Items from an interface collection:
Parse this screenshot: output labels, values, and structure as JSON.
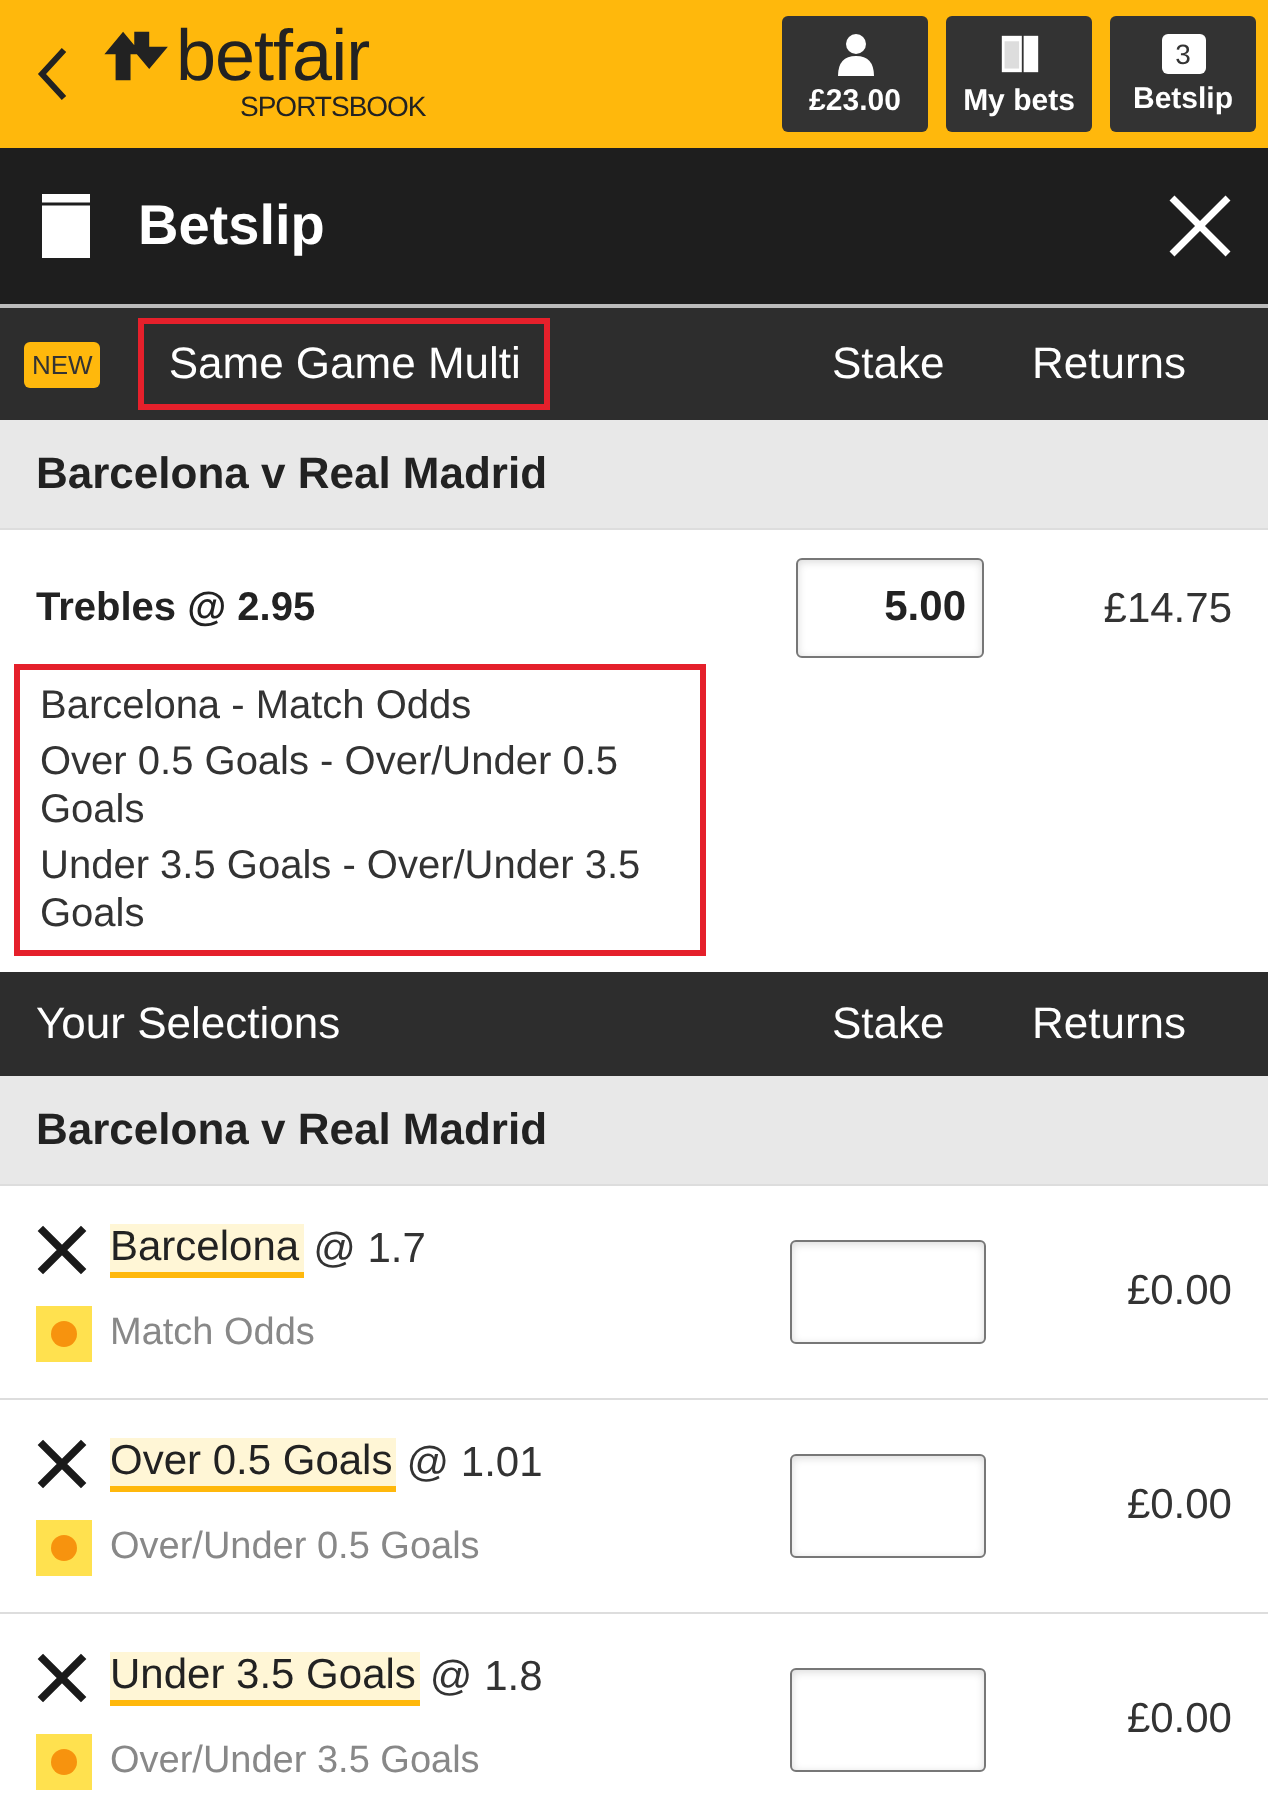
{
  "header": {
    "logo": {
      "name": "betfair",
      "subtitle": "SPORTSBOOK"
    },
    "buttons": [
      {
        "kind": "account",
        "label": "£23.00"
      },
      {
        "kind": "mybets",
        "label": "My bets"
      },
      {
        "kind": "betslip",
        "label": "Betslip",
        "badge": "3"
      }
    ]
  },
  "title_bar": {
    "title": "Betslip"
  },
  "multi": {
    "badge": "NEW",
    "title": "Same Game Multi",
    "title_highlighted": true,
    "stake_heading": "Stake",
    "returns_heading": "Returns",
    "event": "Barcelona v Real Madrid",
    "bet": {
      "title": "Trebles @ 2.95",
      "stake": "5.00",
      "returns": "£14.75",
      "legs_highlighted": true,
      "legs": [
        "Barcelona - Match Odds",
        "Over 0.5 Goals - Over/Under 0.5 Goals",
        "Under 3.5 Goals - Over/Under 3.5 Goals"
      ]
    }
  },
  "selections": {
    "title": "Your Selections",
    "stake_heading": "Stake",
    "returns_heading": "Returns",
    "event": "Barcelona v Real Madrid",
    "items": [
      {
        "name": "Barcelona",
        "odds": "@ 1.7",
        "market": "Match Odds",
        "returns": "£0.00"
      },
      {
        "name": "Over 0.5 Goals",
        "odds": "@ 1.01",
        "market": "Over/Under 0.5 Goals",
        "returns": "£0.00"
      },
      {
        "name": "Under 3.5 Goals",
        "odds": "@ 1.8",
        "market": "Over/Under 3.5 Goals",
        "returns": "£0.00"
      }
    ]
  }
}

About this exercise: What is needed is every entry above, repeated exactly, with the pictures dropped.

Exercise output:
Parse this screenshot: output labels, values, and structure as JSON.
{
  "header": {
    "logo": {
      "name": "betfair",
      "subtitle": "SPORTSBOOK"
    },
    "buttons": [
      {
        "kind": "account",
        "label": "£23.00"
      },
      {
        "kind": "mybets",
        "label": "My bets"
      },
      {
        "kind": "betslip",
        "label": "Betslip",
        "badge": "3"
      }
    ]
  },
  "title_bar": {
    "title": "Betslip"
  },
  "multi": {
    "badge": "NEW",
    "title": "Same Game Multi",
    "title_highlighted": true,
    "stake_heading": "Stake",
    "returns_heading": "Returns",
    "event": "Barcelona v Real Madrid",
    "bet": {
      "title": "Trebles @ 2.95",
      "stake": "5.00",
      "returns": "£14.75",
      "legs_highlighted": true,
      "legs": [
        "Barcelona - Match Odds",
        "Over 0.5 Goals - Over/Under 0.5 Goals",
        "Under 3.5 Goals - Over/Under 3.5 Goals"
      ]
    }
  },
  "selections": {
    "title": "Your Selections",
    "stake_heading": "Stake",
    "returns_heading": "Returns",
    "event": "Barcelona v Real Madrid",
    "items": [
      {
        "name": "Barcelona",
        "odds": "@ 1.7",
        "market": "Match Odds",
        "returns": "£0.00"
      },
      {
        "name": "Over 0.5 Goals",
        "odds": "@ 1.01",
        "market": "Over/Under 0.5 Goals",
        "returns": "£0.00"
      },
      {
        "name": "Under 3.5 Goals",
        "odds": "@ 1.8",
        "market": "Over/Under 3.5 Goals",
        "returns": "£0.00"
      }
    ]
  }
}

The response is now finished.